Many of my clients (in particular medical professionals) are keen art collectors. Until a few years ago, self managed super funds were the investment vehicle of choice to invest in art.
However, with the July 2016 deadline looming, many SMSF investors have started to dispose of their art and collectibles.
The new rules apply to all new SMSF investments purchased on or after 1 July 2011. Collectibles and personal use assets held by a self managed super fund as at 30 June 2011 have not had to comply with the new rules but they will need to comply by 30 June 2016, following a five-year transition period.
Changes In summary, some of the main changes include the following:
• NOT LEASED TO A RELATED PARTY. Collectibles and personal use assets must NOT be leased to any related party of the SMSF.
• NOT STORED IN PRIVATE RESIDENCE. Collectible and personal use assets must NOT be stored or displayed in the private residence of any related party of the SMSF (although it can be stored, but not displayed, in business premises).
• REASONS FOR STORAGE IN WRITING. SMSF trustees must record in writing the reasons for the decision on where to store the collectible, and keep that record for 10 years.
• MAINTAIN INSURANCE. SMSF trustees must ensure the asset is insured in the name of the fund within 7 days of acquisition.
• VALUATION BY QUALIFIED INDEPENDENT VALUER. Transfer of ownership of collectables and PUAs to a related party of a SMSF must be done at a market price determined by a qualified independent valuer.
Holding costs will increase as a result of these changes, reducing the appeal of owning artwork through super.
Which assets? The main types of assets that fall under these rules are:
• artwork (a painting, sculpture, drawing, engraving or photograph); • jewellery; • antiques; • artefacts; • coins, medallions or bank notes; • postage stamps or first day covers.
What should you do?
If you own art or other collectibles in your self managed fund, then you should at least consider your position in light of the looming changes.

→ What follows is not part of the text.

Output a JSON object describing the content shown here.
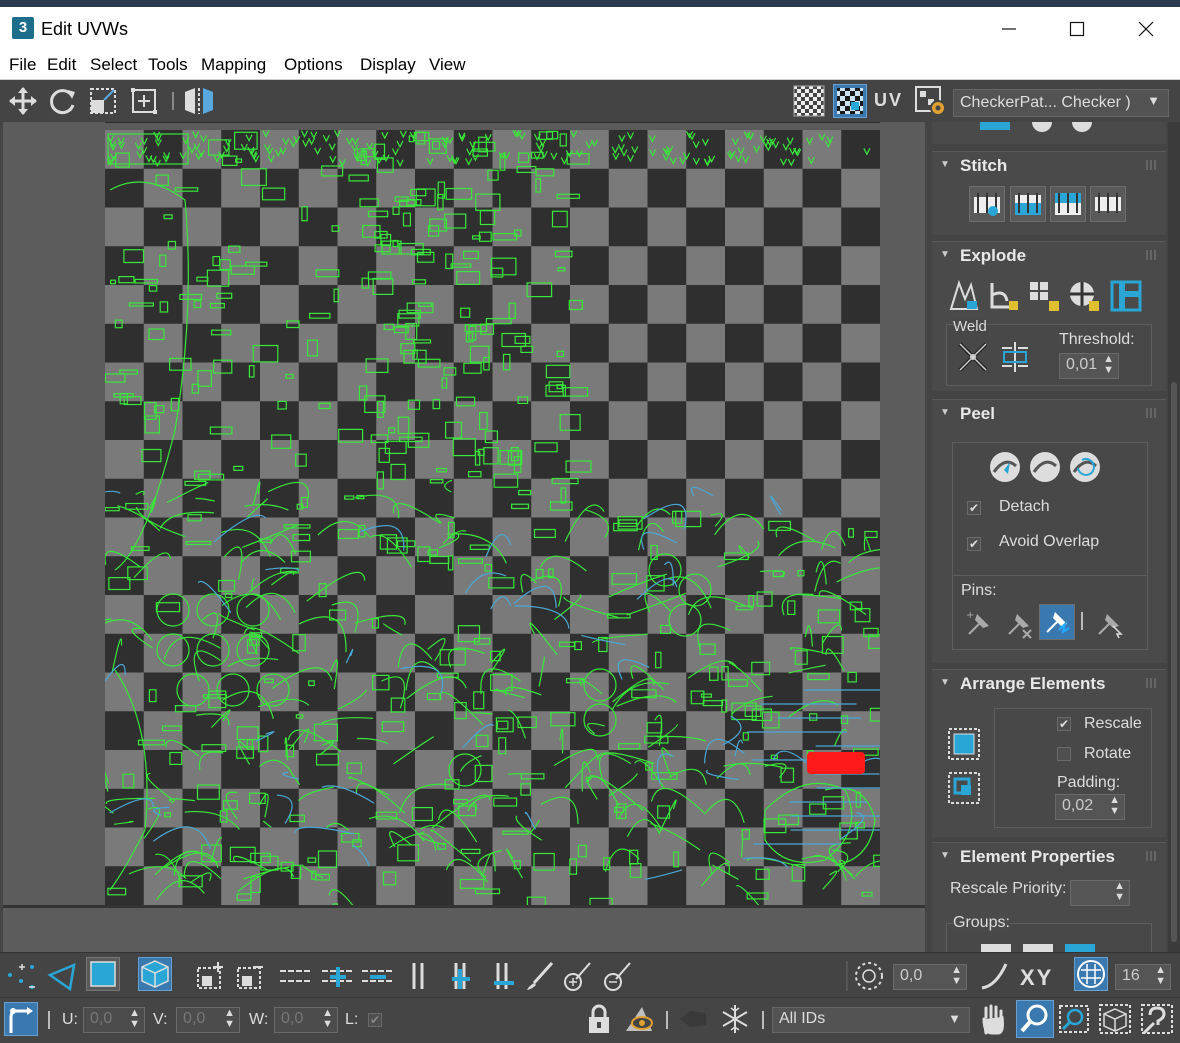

Regardless of whether you can comply with the new legislation, it may be wise to review the investment potential of your artwork. As already highlighted, many SMSF investors have already started to dispose of their collectibles and the market has suffered since the changes were announced a few years ago.
Are you confident art (still) makes sense as an investment or should you consider it purely as a lifestyle asset?
If you are looking to dispose of your artwork from your super fund, you can either sell it or vest it out as a benefit payment (depending on your age). You should seek financial advice to consider your personal options.
If you would like to establish a diversified investment strategy for your self managed super fund or get a second opinion on your current portfolio, please contact me on 08 9381 2704 to book an appointment.
Disclaimer: Yves Schoof and Affluence Private Wealth are Authorised Representatives of Synchron, AFS Licence No. 243313. The information posted is intended to be general in nature and is not personal financial product advice. It does not take into account your objectives, financial situation or needs. Before acting on any information, you should consider the appropriateness of the information provided and the nature of the relevant financial product having regard to your objectives, financial situation and needs. In particular, you should seek independent financial advice and read the relevant product disclosure statement (PDS) or other offer document prior to making a decision.